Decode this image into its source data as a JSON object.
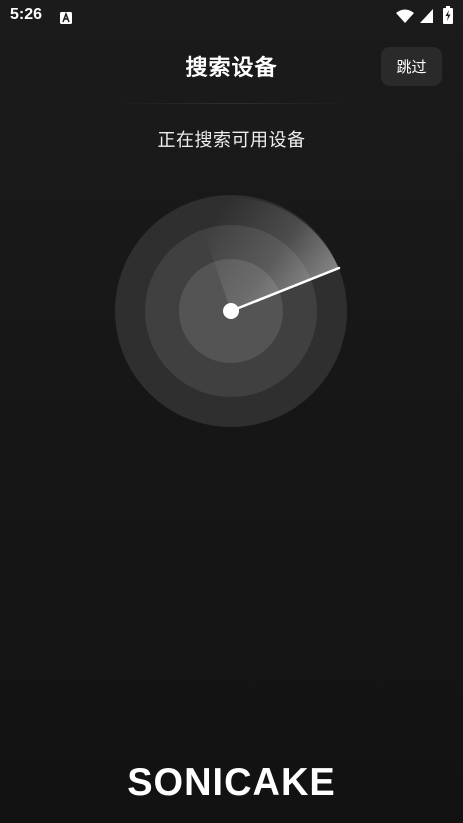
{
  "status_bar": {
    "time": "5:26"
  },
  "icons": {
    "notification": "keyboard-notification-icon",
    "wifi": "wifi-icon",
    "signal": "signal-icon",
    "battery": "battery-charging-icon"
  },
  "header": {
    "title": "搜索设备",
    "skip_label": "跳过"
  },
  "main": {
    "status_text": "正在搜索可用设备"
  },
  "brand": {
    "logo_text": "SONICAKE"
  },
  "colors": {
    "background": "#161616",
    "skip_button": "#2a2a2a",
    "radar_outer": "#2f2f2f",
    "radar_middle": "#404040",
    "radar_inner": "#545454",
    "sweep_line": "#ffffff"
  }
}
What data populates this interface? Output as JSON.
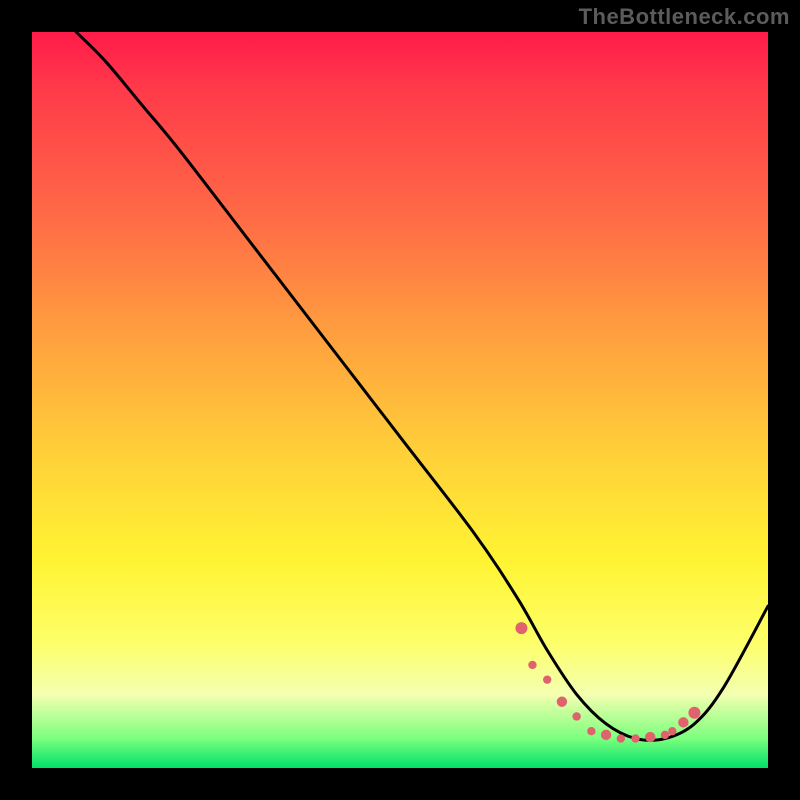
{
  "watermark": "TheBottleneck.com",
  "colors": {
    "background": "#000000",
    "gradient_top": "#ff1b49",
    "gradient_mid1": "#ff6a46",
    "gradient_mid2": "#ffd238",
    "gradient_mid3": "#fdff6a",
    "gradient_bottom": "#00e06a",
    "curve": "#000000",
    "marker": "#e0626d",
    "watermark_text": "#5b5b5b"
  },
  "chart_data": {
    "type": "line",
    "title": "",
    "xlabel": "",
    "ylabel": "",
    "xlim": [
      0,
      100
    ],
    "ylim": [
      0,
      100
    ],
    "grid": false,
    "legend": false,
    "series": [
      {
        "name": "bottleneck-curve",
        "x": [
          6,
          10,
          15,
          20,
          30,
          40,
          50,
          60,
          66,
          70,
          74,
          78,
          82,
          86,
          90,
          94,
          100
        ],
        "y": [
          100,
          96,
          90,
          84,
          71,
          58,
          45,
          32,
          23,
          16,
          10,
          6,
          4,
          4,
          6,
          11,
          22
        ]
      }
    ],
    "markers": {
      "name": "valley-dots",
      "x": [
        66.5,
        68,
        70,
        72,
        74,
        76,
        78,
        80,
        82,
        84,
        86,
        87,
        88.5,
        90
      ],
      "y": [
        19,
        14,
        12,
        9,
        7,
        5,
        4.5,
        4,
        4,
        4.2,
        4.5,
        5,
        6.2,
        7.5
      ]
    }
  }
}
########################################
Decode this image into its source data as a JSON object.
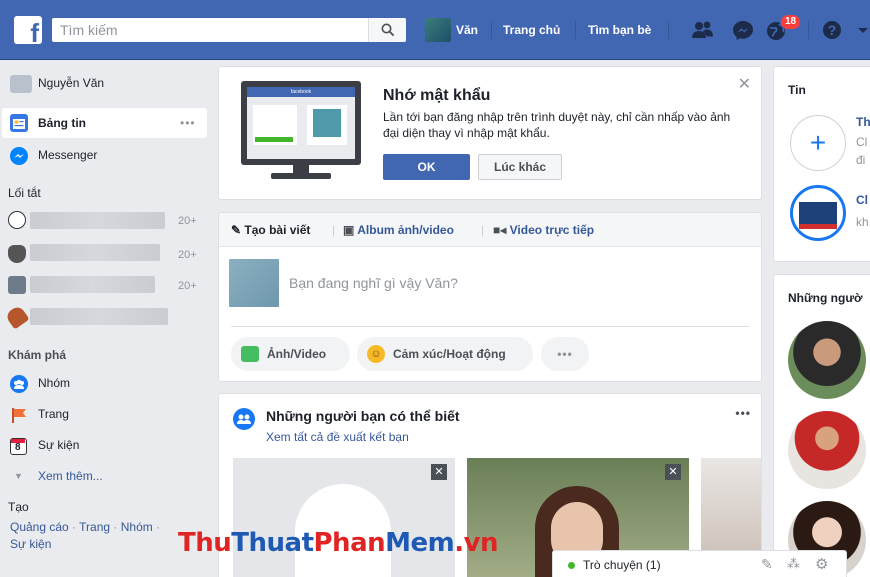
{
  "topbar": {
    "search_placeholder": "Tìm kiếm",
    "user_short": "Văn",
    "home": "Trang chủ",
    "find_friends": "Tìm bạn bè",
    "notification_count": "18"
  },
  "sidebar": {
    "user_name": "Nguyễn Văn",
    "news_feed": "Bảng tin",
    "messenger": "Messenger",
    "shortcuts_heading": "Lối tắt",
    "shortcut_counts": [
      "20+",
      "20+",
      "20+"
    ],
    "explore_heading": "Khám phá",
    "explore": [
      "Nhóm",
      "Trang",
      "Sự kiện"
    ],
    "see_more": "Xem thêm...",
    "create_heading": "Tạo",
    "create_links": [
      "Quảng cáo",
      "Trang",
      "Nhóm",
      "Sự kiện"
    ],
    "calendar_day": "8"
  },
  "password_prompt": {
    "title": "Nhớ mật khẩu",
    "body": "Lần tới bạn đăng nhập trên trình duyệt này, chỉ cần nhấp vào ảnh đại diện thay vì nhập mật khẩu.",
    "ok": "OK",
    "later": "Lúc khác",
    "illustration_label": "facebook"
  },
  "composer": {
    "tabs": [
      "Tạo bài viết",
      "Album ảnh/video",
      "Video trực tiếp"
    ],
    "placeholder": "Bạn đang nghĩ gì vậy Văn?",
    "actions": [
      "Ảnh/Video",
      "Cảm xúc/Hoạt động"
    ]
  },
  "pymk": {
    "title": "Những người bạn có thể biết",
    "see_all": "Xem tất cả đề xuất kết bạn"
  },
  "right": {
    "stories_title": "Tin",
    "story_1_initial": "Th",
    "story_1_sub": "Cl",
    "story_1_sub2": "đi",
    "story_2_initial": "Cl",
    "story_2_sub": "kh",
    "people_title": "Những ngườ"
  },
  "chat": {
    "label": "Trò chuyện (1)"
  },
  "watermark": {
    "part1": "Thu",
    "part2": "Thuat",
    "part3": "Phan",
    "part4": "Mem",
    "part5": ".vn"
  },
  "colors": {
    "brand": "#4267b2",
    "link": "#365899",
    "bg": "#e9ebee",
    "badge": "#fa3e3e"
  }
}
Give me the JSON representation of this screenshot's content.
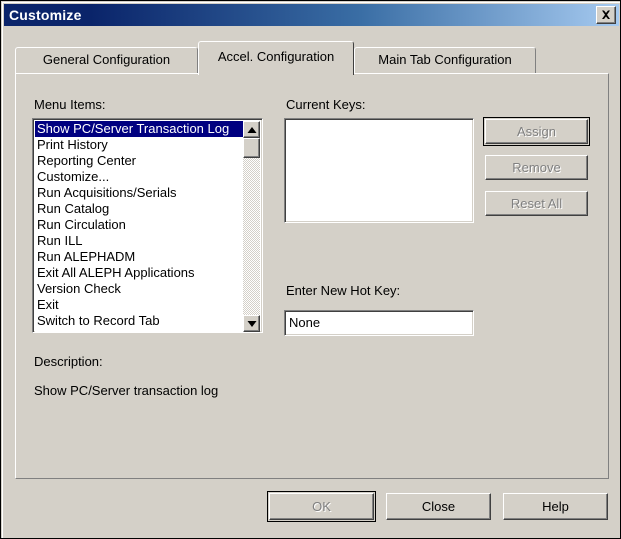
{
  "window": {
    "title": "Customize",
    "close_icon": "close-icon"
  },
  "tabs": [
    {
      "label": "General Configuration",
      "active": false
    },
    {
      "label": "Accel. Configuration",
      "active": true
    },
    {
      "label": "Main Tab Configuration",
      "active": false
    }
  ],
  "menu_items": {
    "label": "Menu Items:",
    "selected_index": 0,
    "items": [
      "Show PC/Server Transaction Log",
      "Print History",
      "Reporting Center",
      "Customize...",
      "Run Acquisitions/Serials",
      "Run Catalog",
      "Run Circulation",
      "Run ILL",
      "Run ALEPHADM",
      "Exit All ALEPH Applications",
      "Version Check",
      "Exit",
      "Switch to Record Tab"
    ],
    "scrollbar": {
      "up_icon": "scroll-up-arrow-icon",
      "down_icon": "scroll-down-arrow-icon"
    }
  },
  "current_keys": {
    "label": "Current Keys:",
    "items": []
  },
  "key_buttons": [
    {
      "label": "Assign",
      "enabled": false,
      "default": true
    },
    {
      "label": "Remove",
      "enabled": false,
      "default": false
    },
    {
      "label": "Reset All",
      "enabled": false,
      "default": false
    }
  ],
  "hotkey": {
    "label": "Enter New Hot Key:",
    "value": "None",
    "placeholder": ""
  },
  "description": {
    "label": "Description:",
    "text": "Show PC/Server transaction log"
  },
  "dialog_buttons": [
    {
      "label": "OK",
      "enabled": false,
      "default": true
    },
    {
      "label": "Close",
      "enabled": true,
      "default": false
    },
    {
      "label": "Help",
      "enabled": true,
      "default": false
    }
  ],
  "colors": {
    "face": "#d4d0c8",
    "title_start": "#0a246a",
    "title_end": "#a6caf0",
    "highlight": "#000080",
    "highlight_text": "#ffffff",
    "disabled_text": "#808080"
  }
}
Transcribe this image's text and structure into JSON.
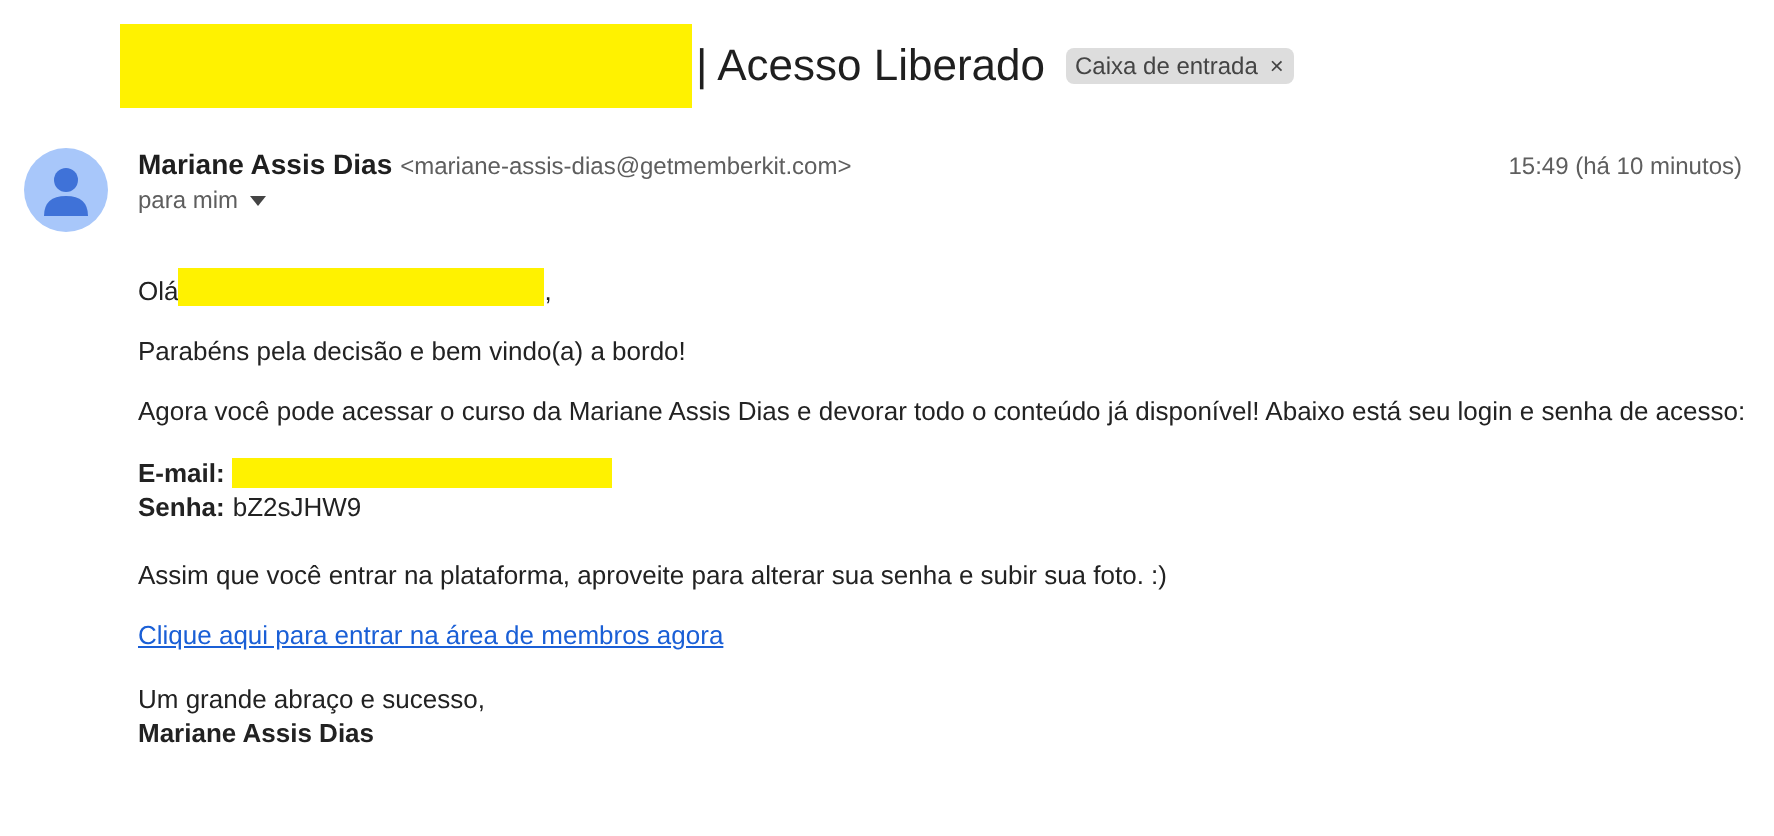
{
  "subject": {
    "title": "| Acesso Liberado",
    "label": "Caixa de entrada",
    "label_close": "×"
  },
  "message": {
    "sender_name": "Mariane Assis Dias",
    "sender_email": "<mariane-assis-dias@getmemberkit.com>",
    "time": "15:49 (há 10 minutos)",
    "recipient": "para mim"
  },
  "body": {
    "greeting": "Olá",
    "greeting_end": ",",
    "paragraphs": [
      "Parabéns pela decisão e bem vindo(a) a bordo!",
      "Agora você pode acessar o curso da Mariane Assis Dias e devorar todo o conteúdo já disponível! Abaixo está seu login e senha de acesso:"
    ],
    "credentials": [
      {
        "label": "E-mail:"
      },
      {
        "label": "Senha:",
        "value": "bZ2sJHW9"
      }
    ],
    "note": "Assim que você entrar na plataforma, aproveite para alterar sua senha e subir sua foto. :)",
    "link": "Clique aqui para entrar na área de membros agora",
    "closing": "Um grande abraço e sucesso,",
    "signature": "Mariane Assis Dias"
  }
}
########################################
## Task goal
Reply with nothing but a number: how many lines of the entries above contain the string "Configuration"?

## Solution below
3